Nozomi Nishiumi1, Emyo Fujioka2, Shizuko Hiryu2. 1National Institute for Basic Biology, Okazaki, Aichi, Japan; 2Doshisha University, Kyotanabe, Aichi, Japan

Bats are able to capture agilely escaping prey despite the unavoidable sensory delays associated with their echolocation system. This fact has been implied for a long time that bats employ a predictive mechanism to accurately identify the locations of their prey via their ultrasound pulses. However, such a predictive pulse control mechanism have only been demonstrated under specific conditions in which the movement of the target object was restricted to one or two dimension or when bats were forced to remain stationary. In the present study, we demonstrated bats use predictive pulse control during actual predation events where bats and prey interact in three dimensions. Moreover, we showed that this predictive mechanism increases the accuracy of their sighting and works most effectively when it is coupled with modification of the pulse emission rate and pulse beam width.
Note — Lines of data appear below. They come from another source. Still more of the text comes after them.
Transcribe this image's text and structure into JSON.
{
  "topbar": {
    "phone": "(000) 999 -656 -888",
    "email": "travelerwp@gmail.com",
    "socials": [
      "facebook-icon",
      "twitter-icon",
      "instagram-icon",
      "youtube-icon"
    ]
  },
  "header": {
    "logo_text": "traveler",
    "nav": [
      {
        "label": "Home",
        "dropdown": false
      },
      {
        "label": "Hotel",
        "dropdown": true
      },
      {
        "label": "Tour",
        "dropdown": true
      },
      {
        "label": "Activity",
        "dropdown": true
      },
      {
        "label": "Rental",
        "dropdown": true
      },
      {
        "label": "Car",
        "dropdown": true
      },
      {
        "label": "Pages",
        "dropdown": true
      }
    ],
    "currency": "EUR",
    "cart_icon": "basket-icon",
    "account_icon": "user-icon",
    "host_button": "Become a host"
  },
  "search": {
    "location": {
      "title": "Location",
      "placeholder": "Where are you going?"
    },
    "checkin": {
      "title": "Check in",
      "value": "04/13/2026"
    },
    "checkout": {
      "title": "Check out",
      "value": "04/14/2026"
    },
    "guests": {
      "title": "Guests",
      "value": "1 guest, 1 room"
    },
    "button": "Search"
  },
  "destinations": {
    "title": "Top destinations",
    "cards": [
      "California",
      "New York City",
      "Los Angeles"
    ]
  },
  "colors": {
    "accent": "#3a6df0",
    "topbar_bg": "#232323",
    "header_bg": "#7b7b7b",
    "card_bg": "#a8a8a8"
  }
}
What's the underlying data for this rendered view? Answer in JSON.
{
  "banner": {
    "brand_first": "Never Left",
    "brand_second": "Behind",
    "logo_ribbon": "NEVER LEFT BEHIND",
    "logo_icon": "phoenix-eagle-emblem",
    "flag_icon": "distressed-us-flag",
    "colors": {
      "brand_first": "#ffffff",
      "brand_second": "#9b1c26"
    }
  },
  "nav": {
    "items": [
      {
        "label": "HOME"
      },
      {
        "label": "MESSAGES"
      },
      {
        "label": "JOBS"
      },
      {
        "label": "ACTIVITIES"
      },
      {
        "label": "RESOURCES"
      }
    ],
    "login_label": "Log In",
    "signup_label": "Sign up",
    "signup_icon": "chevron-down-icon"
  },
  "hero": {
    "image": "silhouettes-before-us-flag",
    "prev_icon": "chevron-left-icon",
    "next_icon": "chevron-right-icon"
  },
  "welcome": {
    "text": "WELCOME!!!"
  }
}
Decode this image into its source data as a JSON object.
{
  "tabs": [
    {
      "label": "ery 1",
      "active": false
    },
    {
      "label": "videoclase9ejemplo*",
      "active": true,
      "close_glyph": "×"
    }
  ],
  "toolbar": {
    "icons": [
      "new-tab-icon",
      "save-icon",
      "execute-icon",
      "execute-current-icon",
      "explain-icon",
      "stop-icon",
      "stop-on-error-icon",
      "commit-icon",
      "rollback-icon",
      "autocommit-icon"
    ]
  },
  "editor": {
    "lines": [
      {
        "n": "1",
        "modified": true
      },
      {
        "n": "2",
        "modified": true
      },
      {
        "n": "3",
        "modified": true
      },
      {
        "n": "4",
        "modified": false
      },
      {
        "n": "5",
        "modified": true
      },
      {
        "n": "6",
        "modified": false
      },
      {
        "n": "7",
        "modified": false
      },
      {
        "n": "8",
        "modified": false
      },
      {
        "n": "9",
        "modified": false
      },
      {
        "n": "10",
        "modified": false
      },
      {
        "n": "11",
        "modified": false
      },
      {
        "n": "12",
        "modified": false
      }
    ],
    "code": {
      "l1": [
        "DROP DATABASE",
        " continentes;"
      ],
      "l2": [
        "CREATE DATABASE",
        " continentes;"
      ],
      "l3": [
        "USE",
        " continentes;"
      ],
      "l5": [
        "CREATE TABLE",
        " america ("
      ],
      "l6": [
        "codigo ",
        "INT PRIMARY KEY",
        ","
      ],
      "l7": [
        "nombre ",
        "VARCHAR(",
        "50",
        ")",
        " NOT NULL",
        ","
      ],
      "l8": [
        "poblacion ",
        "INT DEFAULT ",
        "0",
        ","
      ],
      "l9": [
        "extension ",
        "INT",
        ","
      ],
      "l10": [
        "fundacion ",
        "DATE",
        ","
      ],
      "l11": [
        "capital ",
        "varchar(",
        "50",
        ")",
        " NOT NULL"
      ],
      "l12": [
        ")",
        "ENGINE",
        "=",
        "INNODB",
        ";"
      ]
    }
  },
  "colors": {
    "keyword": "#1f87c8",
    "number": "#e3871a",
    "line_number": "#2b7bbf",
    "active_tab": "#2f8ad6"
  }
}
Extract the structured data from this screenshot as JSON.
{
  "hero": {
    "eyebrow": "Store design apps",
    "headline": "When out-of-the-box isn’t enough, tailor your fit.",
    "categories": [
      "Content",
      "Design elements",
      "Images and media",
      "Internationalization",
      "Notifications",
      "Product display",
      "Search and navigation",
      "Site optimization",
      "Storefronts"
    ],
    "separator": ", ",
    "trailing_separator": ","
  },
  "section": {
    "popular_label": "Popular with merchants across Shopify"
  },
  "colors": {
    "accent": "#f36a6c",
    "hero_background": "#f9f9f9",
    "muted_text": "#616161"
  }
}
We also showed that an internal model that considers the angular velocity better explains their predictive pulse control mechanism than a previously proposed model.